2) Ice. Even when nothing hurts. After my long Saturday morning runs, I'm icing all weekend on various parts that are sore or stiff. Shins, ankles, feet, anything! My coworkers are getting used to seeing ice packs strapped to my legs after my mid week runs. It's amazing how well this works! When I was thru hiking the Appalachian Trail, I "iced" my feet in springs and creeks each night and had ZERO feet issues, even though I was very aggressive with my mileage- covering 120 miles per week.

3) Are you taking it too fast? Doing too much too fast is pretty much the most common way to getting an injury. Plan out your weekly mileage to make sure you're not increasing more than your body is ready for. A good rule of thumb is the 10% rule: Never increase your mileage or intensity by more than 10% per week. Maybe you've been running 10 miles per week and want to increase- the next week, just try 11. If that's fine, the next week try 12. It seems really slow, but your body will thank you for it. I'm finding with my marathon training that I'm having to actually reduce the number of days I run. Normally, I run 2-3 times during the week, and then a long Saturday run of 13-15 miles. My weekly total is between 32-38 miles. For marathon training, my long runs are much higher, between 16-20. In order to keep my legs happy, I'm running twice mid week, plus my long Saturday run, making my weekly mileage total between 36-40. My weekly mileage is just a tad higher, so increasing my fitness level, but not over training and hurting myself. If you do find that you're having some pain...

4) Take off when you need it. Nothing makes me crankier than taking unplanned days off of running. Switching up your workouts with cycling, weight training, or classes at the gym can ease up your achey runner joints.  If you're injured more than just what a few days will heal, maybe an extended break is needed.

5) Evaluate shoes or gait. If all of the above isn't working, maybe you need a different or better pair of running shoes. A good running store will have experienced employees who will put you on their in-store treadmill to evaluate your running style and match you to a good shoe. Or, maybe you have issues with your form that's causing you trouble.

Brooks PureConnect 2: image from here

Of course, any prolonged pain or discomfort should be addressed by your doctor. But hopefully, by following these steps you can avoid injury and run with happy legs and feet!


  1. Thank you for sharing these pointers, Mackenzie! I’m sure a lot of runners out there would find this post quite beneficial. If I may add, one should also listen to their body. Our bodies have limits that we need to heed.
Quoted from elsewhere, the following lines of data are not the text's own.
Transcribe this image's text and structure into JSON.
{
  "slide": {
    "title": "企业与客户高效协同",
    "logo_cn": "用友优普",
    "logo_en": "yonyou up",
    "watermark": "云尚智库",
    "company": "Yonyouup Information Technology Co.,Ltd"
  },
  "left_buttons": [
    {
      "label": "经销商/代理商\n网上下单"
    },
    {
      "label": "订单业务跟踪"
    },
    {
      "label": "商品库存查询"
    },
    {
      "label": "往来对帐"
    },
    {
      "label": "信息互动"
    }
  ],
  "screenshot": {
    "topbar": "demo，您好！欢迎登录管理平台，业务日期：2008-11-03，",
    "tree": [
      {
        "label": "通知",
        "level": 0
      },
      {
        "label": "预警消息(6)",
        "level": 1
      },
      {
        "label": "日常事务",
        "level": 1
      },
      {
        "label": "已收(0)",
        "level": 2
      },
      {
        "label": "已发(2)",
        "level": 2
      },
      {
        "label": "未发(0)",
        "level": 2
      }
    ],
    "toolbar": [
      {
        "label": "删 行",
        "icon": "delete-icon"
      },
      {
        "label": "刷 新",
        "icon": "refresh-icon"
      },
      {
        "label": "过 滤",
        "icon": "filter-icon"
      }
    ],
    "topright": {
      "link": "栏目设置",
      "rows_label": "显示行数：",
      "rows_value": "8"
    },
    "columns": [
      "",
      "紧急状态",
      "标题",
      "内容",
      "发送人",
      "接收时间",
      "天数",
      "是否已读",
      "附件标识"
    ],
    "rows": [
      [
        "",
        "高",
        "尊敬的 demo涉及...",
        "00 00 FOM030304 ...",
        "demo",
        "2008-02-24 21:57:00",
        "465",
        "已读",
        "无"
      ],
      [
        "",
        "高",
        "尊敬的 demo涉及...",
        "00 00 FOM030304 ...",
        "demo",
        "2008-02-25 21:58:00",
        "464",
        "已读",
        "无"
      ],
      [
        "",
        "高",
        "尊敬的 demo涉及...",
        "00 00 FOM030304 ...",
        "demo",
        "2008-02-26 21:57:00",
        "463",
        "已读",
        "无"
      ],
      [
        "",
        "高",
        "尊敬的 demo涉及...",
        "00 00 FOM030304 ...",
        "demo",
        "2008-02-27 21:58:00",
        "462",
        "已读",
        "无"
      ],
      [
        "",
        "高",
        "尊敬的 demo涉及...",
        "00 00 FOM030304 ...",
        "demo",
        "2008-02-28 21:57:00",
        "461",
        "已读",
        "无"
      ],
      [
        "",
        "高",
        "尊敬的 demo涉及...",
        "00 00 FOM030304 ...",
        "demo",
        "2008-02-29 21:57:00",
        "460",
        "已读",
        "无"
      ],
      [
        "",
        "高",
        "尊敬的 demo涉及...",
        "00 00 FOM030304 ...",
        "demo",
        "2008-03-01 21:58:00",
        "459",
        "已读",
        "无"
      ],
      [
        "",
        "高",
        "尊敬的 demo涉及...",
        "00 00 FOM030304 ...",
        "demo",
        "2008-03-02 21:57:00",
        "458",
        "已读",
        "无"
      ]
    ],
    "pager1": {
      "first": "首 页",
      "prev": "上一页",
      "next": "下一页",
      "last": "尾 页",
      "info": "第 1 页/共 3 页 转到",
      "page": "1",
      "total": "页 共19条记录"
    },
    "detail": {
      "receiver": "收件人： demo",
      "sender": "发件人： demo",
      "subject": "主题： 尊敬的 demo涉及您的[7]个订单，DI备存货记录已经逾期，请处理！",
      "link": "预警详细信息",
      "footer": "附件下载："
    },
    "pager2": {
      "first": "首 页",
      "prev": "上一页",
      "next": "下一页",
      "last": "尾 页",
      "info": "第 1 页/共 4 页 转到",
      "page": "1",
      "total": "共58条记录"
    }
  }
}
Pushing your limits can result to a much bigger problem. I say build up slowly and have a smart running schedule to determine how much you should be running.

    1. Definitely! As disappointing as it can be to realize your body has limitations, your intuition is usually right! Thanks for sharing.